Task to complete
A verbatim repeat of the records beneath this line is needed.

Entries supplied
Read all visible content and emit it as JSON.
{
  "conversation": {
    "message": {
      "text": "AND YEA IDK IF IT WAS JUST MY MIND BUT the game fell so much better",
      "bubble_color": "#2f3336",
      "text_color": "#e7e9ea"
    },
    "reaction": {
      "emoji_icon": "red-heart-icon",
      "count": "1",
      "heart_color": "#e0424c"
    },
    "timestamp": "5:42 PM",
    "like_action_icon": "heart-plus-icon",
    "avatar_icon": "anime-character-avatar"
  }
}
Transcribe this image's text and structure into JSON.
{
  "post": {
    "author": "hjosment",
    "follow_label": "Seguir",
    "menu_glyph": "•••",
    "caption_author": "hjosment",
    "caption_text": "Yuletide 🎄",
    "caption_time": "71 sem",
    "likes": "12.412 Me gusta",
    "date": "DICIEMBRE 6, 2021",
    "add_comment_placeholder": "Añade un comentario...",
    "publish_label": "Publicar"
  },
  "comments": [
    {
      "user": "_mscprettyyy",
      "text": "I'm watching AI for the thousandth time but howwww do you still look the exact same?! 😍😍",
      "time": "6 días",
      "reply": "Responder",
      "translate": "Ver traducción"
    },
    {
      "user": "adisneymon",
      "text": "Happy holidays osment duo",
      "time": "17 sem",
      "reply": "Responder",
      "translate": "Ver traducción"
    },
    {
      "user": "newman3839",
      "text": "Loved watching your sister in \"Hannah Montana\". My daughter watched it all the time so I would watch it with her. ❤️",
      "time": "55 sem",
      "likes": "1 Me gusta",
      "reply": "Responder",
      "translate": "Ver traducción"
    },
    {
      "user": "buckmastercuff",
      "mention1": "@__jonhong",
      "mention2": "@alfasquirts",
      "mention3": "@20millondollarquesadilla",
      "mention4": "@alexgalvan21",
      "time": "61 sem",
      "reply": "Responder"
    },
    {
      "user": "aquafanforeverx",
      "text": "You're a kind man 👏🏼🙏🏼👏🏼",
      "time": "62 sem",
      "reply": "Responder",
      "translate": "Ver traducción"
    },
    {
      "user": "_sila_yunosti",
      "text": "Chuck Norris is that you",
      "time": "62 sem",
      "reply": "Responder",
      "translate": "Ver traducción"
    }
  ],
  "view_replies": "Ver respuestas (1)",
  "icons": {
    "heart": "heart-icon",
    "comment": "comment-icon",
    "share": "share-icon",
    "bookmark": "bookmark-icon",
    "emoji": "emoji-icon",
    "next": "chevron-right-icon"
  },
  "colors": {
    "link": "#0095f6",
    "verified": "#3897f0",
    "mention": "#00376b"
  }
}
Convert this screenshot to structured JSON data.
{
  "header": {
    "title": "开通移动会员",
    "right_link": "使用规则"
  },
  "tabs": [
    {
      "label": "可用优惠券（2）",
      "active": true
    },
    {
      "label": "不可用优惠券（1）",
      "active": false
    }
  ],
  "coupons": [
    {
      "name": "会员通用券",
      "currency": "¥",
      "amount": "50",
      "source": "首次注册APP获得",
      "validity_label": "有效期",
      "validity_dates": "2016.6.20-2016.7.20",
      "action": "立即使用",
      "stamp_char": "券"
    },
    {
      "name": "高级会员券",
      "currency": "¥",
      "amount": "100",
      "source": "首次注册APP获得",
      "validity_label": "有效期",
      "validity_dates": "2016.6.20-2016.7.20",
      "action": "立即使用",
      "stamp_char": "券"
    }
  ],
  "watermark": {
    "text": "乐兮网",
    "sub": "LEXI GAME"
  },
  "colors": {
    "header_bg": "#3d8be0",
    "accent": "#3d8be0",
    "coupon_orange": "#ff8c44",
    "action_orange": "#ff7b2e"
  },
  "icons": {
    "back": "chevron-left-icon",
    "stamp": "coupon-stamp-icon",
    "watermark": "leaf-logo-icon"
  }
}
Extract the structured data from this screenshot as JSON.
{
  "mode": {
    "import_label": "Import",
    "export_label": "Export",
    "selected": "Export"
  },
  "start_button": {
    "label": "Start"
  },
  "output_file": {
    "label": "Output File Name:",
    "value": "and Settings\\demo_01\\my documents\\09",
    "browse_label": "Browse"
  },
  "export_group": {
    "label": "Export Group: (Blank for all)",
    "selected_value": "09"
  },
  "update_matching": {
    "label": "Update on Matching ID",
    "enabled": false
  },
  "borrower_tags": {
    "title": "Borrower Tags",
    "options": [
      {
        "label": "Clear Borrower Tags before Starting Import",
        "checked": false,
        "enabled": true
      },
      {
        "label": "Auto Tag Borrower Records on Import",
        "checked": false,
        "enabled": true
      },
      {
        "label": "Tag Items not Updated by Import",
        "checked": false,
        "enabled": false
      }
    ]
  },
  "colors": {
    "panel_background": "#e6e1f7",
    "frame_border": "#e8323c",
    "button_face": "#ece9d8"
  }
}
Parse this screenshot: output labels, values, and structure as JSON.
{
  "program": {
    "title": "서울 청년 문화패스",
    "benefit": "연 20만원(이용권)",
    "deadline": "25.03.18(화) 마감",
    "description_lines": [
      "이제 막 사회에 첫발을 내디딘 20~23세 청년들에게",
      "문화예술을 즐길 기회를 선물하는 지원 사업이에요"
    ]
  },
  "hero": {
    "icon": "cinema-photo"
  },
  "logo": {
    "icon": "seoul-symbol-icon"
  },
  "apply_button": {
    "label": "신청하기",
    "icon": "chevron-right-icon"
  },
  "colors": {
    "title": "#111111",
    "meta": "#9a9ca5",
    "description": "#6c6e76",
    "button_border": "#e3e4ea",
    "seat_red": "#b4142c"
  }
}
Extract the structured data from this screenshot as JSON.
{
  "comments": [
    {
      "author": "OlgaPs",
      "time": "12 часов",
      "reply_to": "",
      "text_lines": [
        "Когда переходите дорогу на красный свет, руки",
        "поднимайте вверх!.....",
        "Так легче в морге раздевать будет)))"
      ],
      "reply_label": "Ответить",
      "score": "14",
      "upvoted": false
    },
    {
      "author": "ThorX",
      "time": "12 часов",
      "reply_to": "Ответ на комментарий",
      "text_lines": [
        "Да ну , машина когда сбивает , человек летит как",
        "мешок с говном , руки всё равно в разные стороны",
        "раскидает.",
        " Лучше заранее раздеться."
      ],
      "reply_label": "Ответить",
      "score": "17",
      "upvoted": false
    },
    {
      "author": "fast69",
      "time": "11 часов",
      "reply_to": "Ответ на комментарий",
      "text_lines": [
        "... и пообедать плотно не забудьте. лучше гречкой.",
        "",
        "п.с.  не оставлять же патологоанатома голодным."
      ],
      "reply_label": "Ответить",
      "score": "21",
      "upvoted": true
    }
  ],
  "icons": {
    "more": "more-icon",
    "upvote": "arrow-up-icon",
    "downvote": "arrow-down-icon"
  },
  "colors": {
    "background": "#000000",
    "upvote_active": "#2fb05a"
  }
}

Output for this exercise
Read all visible content and emit it as JSON.
{
  "conversation": {
    "message": {
      "text": "AND YEA IDK IF IT WAS JUST MY MIND BUT the game fell so much better",
      "bubble_color": "#2f3336",
      "text_color": "#e7e9ea"
    },
    "reaction": {
      "emoji_icon": "red-heart-icon",
      "count": "1",
      "heart_color": "#e0424c"
    },
    "timestamp": "5:42 PM",
    "like_action_icon": "heart-plus-icon",
    "avatar_icon": "anime-character-avatar"
  }
}
Transcribe this image's text and structure into JSON.
{
  "post": {
    "author": "hjosment",
    "follow_label": "Seguir",
    "menu_glyph": "•••",
    "caption_author": "hjosment",
    "caption_text": "Yuletide 🎄",
    "caption_time": "71 sem",
    "likes": "12.412 Me gusta",
    "date": "DICIEMBRE 6, 2021",
    "add_comment_placeholder": "Añade un comentario...",
    "publish_label": "Publicar"
  },
  "comments": [
    {
      "user": "_mscprettyyy",
      "text": "I'm watching AI for the thousandth time but howwww do you still look the exact same?! 😍😍",
      "time": "6 días",
      "reply": "Responder",
      "translate": "Ver traducción"
    },
    {
      "user": "adisneymon",
      "text": "Happy holidays osment duo",
      "time": "17 sem",
      "reply": "Responder",
      "translate": "Ver traducción"
    },
    {
      "user": "newman3839",
      "text": "Loved watching your sister in \"Hannah Montana\". My daughter watched it all the time so I would watch it with her. ❤️",
      "time": "55 sem",
      "likes": "1 Me gusta",
      "reply": "Responder",
      "translate": "Ver traducción"
    },
    {
      "user": "buckmastercuff",
      "mention1": "@__jonhong",
      "mention2": "@alfasquirts",
      "mention3": "@20millondollarquesadilla",
      "mention4": "@alexgalvan21",
      "time": "61 sem",
      "reply": "Responder"
    },
    {
      "user": "aquafanforeverx",
      "text": "You're a kind man 👏🏼🙏🏼👏🏼",
      "time": "62 sem",
      "reply": "Responder",
      "translate": "Ver traducción"
    },
    {
      "user": "_sila_yunosti",
      "text": "Chuck Norris is that you",
      "time": "62 sem",
      "reply": "Responder",
      "translate": "Ver traducción"
    }
  ],
  "view_replies": "Ver respuestas (1)",
  "icons": {
    "heart": "heart-icon",
    "comment": "comment-icon",
    "share": "share-icon",
    "bookmark": "bookmark-icon",
    "emoji": "emoji-icon",
    "next": "chevron-right-icon"
  },
  "colors": {
    "link": "#0095f6",
    "verified": "#3897f0",
    "mention": "#00376b"
  }
}
Convert this screenshot to structured JSON data.
{
  "header": {
    "title": "开通移动会员",
    "right_link": "使用规则"
  },
  "tabs": [
    {
      "label": "可用优惠券（2）",
      "active": true
    },
    {
      "label": "不可用优惠券（1）",
      "active": false
    }
  ],
  "coupons": [
    {
      "name": "会员通用券",
      "currency": "¥",
      "amount": "50",
      "source": "首次注册APP获得",
      "validity_label": "有效期",
      "validity_dates": "2016.6.20-2016.7.20",
      "action": "立即使用",
      "stamp_char": "券"
    },
    {
      "name": "高级会员券",
      "currency": "¥",
      "amount": "100",
      "source": "首次注册APP获得",
      "validity_label": "有效期",
      "validity_dates": "2016.6.20-2016.7.20",
      "action": "立即使用",
      "stamp_char": "券"
    }
  ],
  "watermark": {
    "text": "乐兮网",
    "sub": "LEXI GAME"
  },
  "colors": {
    "header_bg": "#3d8be0",
    "accent": "#3d8be0",
    "coupon_orange": "#ff8c44",
    "action_orange": "#ff7b2e"
  },
  "icons": {
    "back": "chevron-left-icon",
    "stamp": "coupon-stamp-icon",
    "watermark": "leaf-logo-icon"
  }
}
Extract the structured data from this screenshot as JSON.
{
  "mode": {
    "import_label": "Import",
    "export_label": "Export",
    "selected": "Export"
  },
  "start_button": {
    "label": "Start"
  },
  "output_file": {
    "label": "Output File Name:",
    "value": "and Settings\\demo_01\\my documents\\09",
    "browse_label": "Browse"
  },
  "export_group": {
    "label": "Export Group: (Blank for all)",
    "selected_value": "09"
  },
  "update_matching": {
    "label": "Update on Matching ID",
    "enabled": false
  },
  "borrower_tags": {
    "title": "Borrower Tags",
    "options": [
      {
        "label": "Clear Borrower Tags before Starting Import",
        "checked": false,
        "enabled": true
      },
      {
        "label": "Auto Tag Borrower Records on Import",
        "checked": false,
        "enabled": true
      },
      {
        "label": "Tag Items not Updated by Import",
        "checked": false,
        "enabled": false
      }
    ]
  },
  "colors": {
    "panel_background": "#e6e1f7",
    "frame_border": "#e8323c",
    "button_face": "#ece9d8"
  }
}
Parse this screenshot: output labels, values, and structure as JSON.
{
  "program": {
    "title": "서울 청년 문화패스",
    "benefit": "연 20만원(이용권)",
    "deadline": "25.03.18(화) 마감",
    "description_lines": [
      "이제 막 사회에 첫발을 내디딘 20~23세 청년들에게",
      "문화예술을 즐길 기회를 선물하는 지원 사업이에요"
    ]
  },
  "hero": {
    "icon": "cinema-photo"
  },
  "logo": {
    "icon": "seoul-symbol-icon"
  },
  "apply_button": {
    "label": "신청하기",
    "icon": "chevron-right-icon"
  },
  "colors": {
    "title": "#111111",
    "meta": "#9a9ca5",
    "description": "#6c6e76",
    "button_border": "#e3e4ea",
    "seat_red": "#b4142c"
  }
}
Extract the structured data from this screenshot as JSON.
{
  "comments": [
    {
      "author": "OlgaPs",
      "time": "12 часов",
      "reply_to": "",
      "text_lines": [
        "Когда переходите дорогу на красный свет, руки",
        "поднимайте вверх!.....",
        "Так легче в морге раздевать будет)))"
      ],
      "reply_label": "Ответить",
      "score": "14",
      "upvoted": false
    },
    {
      "author": "ThorX",
      "time": "12 часов",
      "reply_to": "Ответ на комментарий",
      "text_lines": [
        "Да ну , машина когда сбивает , человек летит как",
        "мешок с говном , руки всё равно в разные стороны",
        "раскидает.",
        " Лучше заранее раздеться."
      ],
      "reply_label": "Ответить",
      "score": "17",
      "upvoted": false
    },
    {
      "author": "fast69",
      "time": "11 часов",
      "reply_to": "Ответ на комментарий",
      "text_lines": [
        "... и пообедать плотно не забудьте. лучше гречкой.",
        "",
        "п.с.  не оставлять же патологоанатома голодным."
      ],
      "reply_label": "Ответить",
      "score": "21",
      "upvoted": true
    }
  ],
  "icons": {
    "more": "more-icon",
    "upvote": "arrow-up-icon",
    "downvote": "arrow-down-icon"
  },
  "colors": {
    "background": "#000000",
    "upvote_active": "#2fb05a"
  }
}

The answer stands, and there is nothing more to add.